+++ RECORDS FOR THE EXERCISE

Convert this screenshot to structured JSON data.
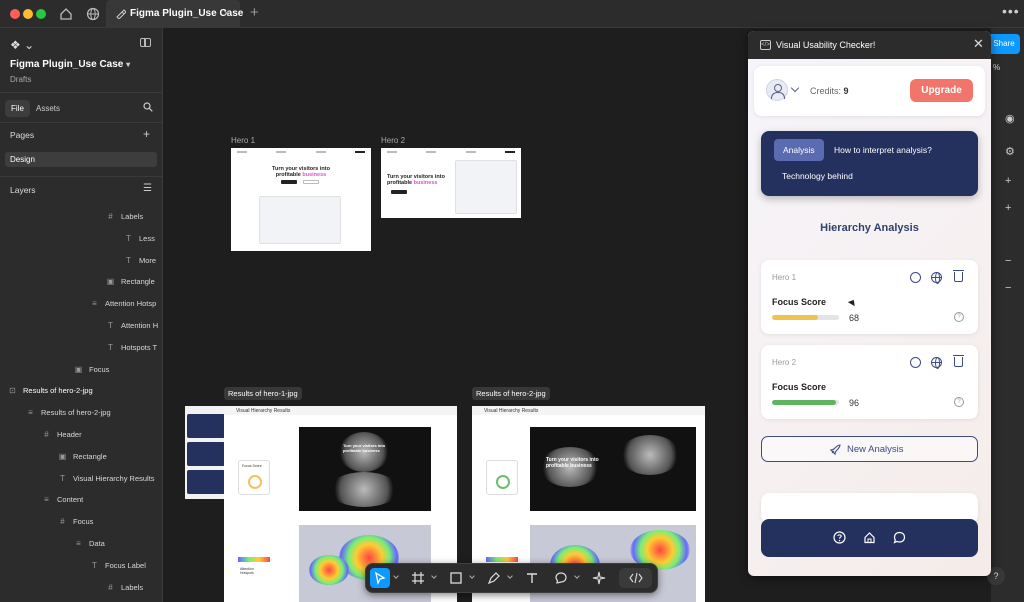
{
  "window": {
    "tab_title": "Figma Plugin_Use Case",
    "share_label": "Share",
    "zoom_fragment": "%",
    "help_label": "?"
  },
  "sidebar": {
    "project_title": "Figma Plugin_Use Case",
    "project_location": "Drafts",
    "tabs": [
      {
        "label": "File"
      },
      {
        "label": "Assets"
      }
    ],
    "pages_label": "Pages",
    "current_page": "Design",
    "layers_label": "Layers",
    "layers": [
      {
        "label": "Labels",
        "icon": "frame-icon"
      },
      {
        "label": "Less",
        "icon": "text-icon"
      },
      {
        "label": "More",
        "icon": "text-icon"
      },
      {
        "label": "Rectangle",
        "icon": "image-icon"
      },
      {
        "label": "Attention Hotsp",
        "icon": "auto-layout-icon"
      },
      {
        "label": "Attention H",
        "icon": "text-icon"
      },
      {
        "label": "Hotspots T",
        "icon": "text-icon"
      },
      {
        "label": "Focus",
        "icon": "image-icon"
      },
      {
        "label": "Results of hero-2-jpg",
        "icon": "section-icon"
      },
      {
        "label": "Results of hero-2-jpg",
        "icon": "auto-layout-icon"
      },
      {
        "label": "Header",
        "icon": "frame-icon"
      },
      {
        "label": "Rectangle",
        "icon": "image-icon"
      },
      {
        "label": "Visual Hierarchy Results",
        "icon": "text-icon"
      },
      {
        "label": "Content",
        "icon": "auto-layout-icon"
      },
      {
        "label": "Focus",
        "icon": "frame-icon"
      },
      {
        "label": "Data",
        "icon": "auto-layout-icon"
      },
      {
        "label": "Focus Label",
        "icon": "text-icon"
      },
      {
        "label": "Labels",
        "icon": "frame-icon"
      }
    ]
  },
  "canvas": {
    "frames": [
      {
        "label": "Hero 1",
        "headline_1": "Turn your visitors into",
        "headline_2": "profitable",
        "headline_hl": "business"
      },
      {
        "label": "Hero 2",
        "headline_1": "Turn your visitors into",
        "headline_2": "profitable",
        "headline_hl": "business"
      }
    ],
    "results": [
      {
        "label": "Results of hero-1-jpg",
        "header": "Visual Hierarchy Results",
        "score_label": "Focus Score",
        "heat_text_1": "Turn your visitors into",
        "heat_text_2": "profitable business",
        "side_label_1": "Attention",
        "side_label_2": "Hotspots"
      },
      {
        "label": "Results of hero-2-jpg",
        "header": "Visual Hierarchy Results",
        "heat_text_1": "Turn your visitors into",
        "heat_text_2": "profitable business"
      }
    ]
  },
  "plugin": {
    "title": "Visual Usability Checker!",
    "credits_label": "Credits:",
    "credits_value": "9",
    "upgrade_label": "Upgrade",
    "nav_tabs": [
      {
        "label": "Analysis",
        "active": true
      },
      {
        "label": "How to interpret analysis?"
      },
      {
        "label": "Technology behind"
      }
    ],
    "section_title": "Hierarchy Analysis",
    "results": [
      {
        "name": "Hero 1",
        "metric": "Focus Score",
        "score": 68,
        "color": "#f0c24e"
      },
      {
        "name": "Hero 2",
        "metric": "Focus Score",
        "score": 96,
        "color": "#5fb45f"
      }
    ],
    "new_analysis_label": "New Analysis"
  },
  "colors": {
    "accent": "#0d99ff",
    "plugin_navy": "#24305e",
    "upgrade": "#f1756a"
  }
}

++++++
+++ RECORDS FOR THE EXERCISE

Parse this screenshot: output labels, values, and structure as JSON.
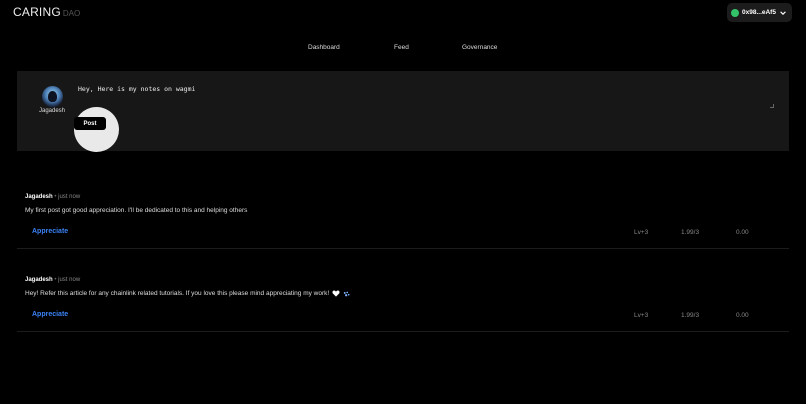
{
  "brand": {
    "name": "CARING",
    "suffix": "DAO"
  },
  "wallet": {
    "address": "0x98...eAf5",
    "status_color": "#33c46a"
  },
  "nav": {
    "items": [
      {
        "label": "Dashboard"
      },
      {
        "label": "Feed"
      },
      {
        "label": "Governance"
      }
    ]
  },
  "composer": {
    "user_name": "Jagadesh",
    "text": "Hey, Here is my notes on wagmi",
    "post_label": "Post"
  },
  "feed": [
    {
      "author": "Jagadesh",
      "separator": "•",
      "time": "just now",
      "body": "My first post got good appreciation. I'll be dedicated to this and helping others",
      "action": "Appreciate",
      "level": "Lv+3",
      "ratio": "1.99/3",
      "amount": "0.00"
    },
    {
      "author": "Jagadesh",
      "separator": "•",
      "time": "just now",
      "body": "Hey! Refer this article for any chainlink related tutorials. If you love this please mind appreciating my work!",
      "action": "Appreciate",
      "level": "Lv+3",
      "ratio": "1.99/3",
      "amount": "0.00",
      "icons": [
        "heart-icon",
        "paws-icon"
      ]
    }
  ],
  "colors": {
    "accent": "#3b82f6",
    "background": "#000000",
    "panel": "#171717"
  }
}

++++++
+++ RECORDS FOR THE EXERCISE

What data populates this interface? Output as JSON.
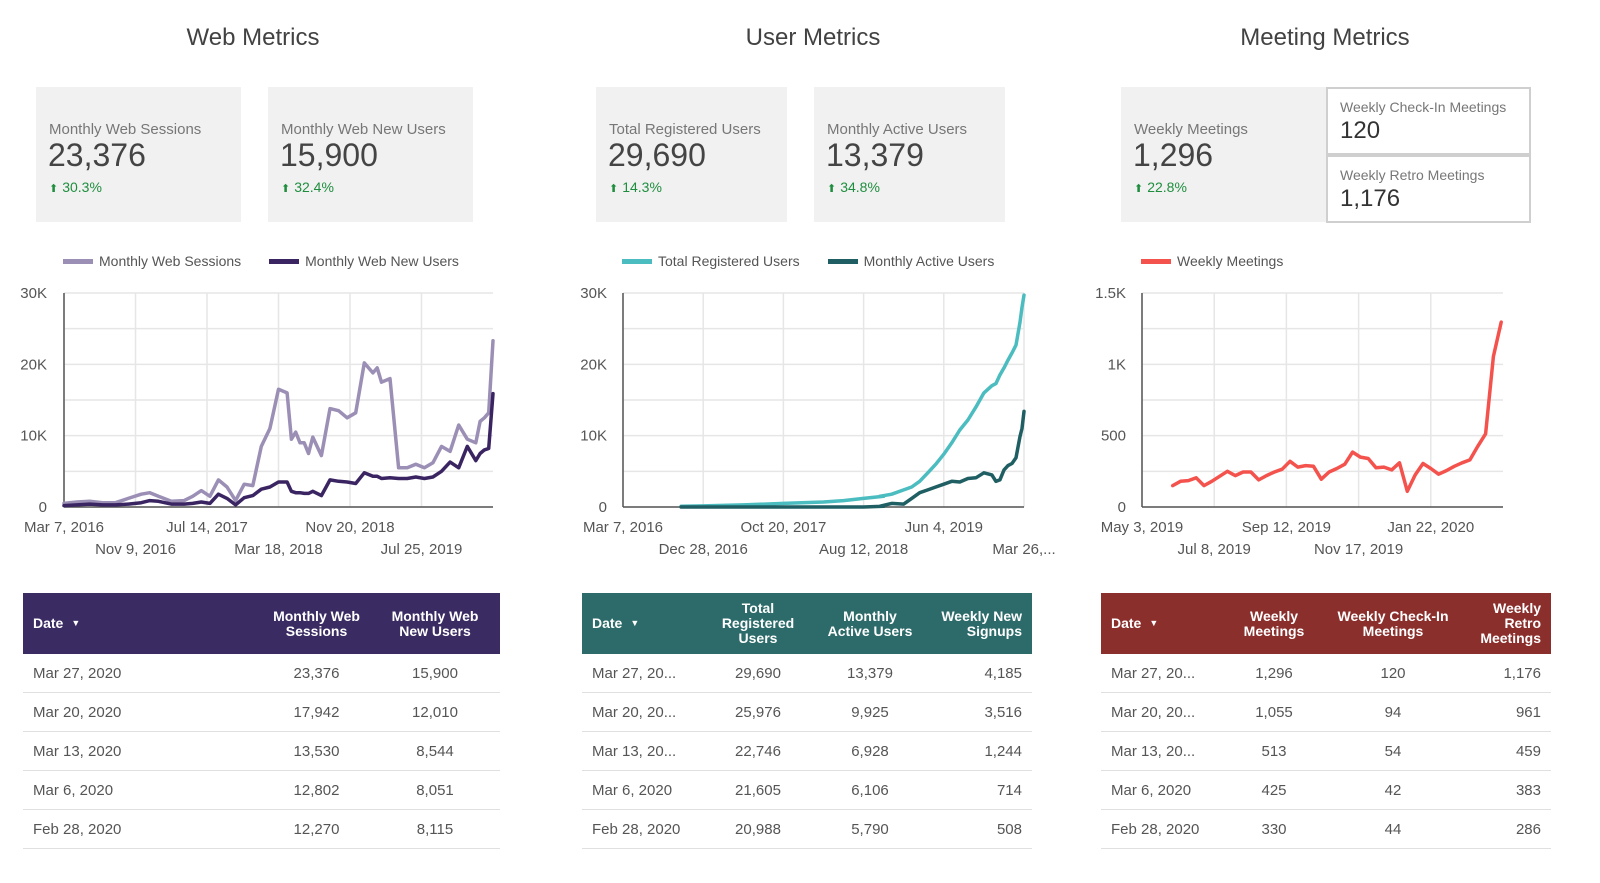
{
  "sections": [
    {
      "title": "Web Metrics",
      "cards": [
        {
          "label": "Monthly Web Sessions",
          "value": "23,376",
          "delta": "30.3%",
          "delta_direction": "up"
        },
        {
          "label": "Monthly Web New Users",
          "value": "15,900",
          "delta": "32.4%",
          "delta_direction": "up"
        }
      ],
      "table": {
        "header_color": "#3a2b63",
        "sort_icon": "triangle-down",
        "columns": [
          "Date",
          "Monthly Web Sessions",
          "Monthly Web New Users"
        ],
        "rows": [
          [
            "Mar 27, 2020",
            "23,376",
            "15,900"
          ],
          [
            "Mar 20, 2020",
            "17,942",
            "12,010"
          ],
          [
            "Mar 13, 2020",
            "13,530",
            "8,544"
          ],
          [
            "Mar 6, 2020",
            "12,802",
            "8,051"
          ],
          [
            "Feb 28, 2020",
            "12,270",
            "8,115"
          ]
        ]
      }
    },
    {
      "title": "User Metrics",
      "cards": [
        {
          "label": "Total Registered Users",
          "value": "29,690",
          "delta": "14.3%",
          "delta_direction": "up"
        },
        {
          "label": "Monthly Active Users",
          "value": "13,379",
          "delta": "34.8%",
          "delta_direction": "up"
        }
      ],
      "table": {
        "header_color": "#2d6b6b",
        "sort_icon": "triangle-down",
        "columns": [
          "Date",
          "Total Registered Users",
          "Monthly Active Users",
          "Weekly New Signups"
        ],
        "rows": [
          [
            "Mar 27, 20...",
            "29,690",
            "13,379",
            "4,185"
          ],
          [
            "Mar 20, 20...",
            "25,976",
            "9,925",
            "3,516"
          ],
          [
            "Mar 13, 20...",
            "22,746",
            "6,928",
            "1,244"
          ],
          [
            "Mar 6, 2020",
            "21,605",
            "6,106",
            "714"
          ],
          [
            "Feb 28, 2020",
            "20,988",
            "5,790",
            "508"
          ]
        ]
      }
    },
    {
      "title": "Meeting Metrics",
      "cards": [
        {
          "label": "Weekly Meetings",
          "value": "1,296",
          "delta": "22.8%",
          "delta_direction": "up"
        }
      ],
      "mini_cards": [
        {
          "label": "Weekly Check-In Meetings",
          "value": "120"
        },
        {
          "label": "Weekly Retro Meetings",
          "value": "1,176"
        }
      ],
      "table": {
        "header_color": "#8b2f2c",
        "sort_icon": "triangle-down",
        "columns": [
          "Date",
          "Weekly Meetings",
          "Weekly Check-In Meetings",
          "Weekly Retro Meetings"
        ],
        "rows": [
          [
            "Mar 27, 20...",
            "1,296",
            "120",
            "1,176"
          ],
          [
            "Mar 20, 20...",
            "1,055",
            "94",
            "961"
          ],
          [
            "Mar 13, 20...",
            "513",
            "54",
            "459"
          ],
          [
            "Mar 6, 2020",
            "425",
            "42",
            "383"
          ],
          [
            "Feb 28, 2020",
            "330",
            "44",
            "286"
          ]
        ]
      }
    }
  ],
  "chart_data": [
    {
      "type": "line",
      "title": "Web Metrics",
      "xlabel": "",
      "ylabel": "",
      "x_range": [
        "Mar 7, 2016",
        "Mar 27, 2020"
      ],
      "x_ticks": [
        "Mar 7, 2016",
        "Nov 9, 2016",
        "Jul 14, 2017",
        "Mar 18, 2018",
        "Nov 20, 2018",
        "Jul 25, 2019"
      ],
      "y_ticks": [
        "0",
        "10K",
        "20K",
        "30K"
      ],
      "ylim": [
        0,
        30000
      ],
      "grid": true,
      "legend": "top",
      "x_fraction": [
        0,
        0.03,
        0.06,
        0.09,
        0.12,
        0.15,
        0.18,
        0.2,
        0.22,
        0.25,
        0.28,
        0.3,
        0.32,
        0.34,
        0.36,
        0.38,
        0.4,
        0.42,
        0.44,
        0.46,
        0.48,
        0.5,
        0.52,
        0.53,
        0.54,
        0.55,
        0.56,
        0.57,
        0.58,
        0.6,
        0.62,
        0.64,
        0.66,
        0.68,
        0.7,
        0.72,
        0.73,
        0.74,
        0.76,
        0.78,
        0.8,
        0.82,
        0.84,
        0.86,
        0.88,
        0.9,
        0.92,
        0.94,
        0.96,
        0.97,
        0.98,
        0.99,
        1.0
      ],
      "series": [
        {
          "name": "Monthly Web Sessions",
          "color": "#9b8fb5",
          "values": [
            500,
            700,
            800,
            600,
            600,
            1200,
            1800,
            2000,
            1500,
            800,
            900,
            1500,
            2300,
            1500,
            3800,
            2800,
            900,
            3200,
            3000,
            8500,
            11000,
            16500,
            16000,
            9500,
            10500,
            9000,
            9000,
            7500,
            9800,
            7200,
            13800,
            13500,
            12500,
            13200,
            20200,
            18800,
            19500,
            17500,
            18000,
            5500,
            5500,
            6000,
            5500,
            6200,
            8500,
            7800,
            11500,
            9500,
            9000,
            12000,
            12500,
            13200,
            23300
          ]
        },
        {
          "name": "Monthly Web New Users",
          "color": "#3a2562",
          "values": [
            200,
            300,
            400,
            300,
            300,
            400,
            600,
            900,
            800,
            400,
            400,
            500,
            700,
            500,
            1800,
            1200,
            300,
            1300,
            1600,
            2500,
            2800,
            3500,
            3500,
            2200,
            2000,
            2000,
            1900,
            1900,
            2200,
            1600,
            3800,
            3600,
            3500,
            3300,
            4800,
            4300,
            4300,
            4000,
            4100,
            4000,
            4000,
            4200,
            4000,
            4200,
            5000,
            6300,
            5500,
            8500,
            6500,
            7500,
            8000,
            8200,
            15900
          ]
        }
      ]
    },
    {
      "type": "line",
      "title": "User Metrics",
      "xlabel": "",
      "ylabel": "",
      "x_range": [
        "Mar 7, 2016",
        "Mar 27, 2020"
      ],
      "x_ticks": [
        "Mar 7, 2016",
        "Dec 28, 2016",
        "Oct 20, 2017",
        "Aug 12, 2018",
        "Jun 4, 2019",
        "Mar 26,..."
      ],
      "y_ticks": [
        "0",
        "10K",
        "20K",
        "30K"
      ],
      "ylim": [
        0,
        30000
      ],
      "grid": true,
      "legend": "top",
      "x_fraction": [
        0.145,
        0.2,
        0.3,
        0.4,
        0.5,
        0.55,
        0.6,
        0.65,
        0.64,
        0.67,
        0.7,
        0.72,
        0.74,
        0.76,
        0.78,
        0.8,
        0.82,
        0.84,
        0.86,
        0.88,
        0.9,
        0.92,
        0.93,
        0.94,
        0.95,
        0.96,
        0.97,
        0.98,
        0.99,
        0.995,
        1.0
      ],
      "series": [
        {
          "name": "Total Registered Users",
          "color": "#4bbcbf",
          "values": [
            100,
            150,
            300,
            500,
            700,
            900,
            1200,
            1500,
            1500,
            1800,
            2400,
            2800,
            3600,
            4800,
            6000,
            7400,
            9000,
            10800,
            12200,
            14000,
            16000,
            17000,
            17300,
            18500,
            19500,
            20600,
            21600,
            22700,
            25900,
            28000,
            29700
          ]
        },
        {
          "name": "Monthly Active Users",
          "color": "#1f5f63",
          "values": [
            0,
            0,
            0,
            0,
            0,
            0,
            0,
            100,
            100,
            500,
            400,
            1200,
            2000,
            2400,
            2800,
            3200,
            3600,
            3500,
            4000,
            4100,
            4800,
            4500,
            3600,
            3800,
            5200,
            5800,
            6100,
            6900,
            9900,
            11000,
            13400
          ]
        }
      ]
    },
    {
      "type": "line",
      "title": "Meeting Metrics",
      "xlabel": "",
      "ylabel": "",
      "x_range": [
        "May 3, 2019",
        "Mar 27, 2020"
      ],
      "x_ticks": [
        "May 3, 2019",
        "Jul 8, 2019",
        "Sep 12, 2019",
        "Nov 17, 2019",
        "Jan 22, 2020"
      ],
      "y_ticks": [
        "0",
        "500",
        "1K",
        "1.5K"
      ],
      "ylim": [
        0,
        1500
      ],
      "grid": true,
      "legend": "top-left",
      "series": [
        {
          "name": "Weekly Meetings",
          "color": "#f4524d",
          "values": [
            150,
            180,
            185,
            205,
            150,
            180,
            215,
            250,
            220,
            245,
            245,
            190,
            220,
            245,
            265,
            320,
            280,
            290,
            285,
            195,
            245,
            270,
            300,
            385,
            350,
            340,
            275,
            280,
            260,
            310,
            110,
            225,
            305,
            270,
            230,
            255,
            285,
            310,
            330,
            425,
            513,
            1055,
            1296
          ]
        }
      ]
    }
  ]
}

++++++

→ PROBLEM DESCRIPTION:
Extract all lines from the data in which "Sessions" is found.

→ EXPECTED ANSWER:
          "label": "Monthly Web Sessions",
          "Monthly Web Sessions",
          "name": "Monthly Web Sessions",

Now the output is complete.